[wp-hackers] Bundled Plug-ins

Mike Schinkel mikeschinkel at newclarity.net
Sat Oct 2 18:30:18 UTC 2010

On Oct 2, 2010, at 10:05 AM, Eric Mann wrote:
> I love the idea of distributing Akismet with WordPress.  It's a vital plugin
> to any successful blog and a great idea to have that functionality bundled
> yet optional.  However . the fact that Akismet is maintained separately from
> WP can be a little problematic.  Specifically, a fresh download and install
> of WP about 5 minutes ago contains an outdated copy of Akismet.  Installing
> a brand new "up-to-date" copy of software and immediately being told there's
> an update available conjurs up flashbacks of the endless
> update-reboot-update-reboot cycle that drives many people away from
> Microsoft Windows.
> So what can we do to maintain the elegance of bundled plugins without
> running the risk of notifying users of new updates less than 5 minutes after
> they open a new package?

On related note, but unrelated to the direction of the discussion that followed, I have been noticing how deactivated plugins still tell the user there is an update and "nag" them to update.

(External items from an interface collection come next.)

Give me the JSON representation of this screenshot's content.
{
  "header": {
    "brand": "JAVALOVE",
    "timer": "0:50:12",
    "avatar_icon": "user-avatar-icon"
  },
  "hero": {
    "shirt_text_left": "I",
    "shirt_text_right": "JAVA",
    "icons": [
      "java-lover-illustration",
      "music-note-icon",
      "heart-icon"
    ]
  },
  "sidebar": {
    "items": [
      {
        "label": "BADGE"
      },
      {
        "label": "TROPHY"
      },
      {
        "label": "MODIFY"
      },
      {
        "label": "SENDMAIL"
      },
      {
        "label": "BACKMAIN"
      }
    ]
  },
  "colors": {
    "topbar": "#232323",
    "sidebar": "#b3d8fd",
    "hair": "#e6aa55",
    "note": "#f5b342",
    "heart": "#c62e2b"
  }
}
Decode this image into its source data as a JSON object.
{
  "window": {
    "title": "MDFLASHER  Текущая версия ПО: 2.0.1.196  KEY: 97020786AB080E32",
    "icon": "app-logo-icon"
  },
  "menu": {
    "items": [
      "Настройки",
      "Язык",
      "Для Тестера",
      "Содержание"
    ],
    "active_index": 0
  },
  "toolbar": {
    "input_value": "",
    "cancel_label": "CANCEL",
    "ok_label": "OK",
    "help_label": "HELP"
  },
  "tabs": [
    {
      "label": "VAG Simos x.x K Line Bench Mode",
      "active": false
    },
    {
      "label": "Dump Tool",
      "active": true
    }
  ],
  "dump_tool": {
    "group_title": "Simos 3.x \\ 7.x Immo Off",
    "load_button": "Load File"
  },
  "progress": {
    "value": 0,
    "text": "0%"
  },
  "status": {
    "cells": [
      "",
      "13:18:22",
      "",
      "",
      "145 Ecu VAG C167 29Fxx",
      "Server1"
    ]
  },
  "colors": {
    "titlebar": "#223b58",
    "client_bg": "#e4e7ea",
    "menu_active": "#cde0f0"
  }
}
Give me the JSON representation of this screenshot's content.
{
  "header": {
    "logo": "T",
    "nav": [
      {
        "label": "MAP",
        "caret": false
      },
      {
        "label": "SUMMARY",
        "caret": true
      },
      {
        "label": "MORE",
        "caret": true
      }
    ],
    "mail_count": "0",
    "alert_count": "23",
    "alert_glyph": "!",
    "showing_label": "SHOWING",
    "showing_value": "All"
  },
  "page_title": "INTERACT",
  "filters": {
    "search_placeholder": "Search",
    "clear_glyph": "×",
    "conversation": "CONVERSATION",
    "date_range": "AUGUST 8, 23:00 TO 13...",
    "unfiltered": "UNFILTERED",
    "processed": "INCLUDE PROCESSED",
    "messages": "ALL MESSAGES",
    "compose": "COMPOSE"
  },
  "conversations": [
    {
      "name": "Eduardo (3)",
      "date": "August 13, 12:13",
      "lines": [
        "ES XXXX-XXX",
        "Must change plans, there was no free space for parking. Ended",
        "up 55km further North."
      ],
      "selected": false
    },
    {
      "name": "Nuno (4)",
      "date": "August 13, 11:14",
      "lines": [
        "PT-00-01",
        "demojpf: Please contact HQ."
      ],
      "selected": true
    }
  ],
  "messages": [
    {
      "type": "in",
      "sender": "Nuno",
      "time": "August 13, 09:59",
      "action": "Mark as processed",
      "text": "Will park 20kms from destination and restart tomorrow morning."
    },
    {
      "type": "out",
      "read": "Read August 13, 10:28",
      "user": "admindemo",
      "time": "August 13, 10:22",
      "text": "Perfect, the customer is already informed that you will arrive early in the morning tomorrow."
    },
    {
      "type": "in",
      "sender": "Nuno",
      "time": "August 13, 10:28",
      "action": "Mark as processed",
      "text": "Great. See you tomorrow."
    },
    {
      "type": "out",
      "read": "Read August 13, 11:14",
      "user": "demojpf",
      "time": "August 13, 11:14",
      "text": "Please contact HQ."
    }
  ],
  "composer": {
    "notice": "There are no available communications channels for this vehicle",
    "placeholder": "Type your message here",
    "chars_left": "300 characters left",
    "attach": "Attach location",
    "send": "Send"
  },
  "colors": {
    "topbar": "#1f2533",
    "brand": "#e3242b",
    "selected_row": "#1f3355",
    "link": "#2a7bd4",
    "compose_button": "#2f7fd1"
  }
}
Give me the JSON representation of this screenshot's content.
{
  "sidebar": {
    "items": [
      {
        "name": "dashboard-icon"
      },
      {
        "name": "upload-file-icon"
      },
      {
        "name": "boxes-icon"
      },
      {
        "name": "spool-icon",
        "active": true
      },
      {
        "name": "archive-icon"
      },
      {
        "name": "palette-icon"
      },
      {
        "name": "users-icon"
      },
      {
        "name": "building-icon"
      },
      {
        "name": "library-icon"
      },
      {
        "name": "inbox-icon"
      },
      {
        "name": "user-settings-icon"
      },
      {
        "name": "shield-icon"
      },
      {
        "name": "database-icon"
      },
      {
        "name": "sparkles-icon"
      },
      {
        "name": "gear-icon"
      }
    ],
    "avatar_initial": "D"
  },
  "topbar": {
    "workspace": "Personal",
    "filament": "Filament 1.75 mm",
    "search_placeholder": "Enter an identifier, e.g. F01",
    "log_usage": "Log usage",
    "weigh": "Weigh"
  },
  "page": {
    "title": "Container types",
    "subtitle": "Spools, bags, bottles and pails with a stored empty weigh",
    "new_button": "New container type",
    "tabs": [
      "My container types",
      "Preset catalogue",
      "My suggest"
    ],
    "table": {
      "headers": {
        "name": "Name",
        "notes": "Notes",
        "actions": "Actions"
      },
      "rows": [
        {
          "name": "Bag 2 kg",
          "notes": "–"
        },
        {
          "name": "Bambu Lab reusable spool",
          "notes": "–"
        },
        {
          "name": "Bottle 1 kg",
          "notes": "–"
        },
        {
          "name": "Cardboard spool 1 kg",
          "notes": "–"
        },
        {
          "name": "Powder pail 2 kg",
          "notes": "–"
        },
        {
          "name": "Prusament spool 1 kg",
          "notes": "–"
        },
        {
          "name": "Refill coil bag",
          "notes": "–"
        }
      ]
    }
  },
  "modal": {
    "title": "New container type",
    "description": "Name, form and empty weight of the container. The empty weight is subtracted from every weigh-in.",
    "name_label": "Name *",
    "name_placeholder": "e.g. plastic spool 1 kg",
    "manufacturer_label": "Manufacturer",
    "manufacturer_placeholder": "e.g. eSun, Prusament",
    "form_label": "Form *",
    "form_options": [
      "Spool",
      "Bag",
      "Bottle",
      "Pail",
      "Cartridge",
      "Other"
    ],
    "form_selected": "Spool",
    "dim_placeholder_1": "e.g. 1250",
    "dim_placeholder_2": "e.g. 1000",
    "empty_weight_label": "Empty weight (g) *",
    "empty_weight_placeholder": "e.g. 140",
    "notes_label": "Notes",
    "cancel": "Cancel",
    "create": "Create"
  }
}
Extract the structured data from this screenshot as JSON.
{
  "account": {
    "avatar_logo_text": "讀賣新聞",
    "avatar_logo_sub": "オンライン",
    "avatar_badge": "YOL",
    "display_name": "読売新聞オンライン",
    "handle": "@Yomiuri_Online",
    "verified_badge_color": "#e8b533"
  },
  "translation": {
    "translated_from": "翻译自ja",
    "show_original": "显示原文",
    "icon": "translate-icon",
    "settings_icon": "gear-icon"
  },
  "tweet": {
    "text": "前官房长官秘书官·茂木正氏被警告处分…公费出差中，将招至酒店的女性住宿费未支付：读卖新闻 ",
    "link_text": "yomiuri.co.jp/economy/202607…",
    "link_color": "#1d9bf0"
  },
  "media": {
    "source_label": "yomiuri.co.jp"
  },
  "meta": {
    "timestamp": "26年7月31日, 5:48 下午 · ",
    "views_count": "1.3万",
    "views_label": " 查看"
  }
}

Lots of people, myself included, download plugins to try but then either don't have time at that moment to evaluate and/or they deactivate them with plans to look at them in the future. However I'm sure like most I want to make those notices go away and thus that means if I leave lots of deactivate plugins on my system then I'm constantly being asked to update.  

I'm assuming the issue is that any code on the server could have a security hole, deactivated or not, so it's critical that we get all code updated in case of a security hole, right? But could there not be a third way? How about an "archive" feature that allowed a user to archive a plugin which would either zip its contents and/or set the permissions on its directory/files so that it's not accessible externally (if that's even possible; my knowledge of how server permissions work is rather lacking.)

I think these constant "update me" notices are yet another reason why people don't want to use any more plugins than they have to even though the constant refrain related to features is "that's plugin territory." (I think what I'm saying here is that by improving the management of plugins it might help people who have issues with plugins dislike them less.)


More information about the wp-hackers mailing list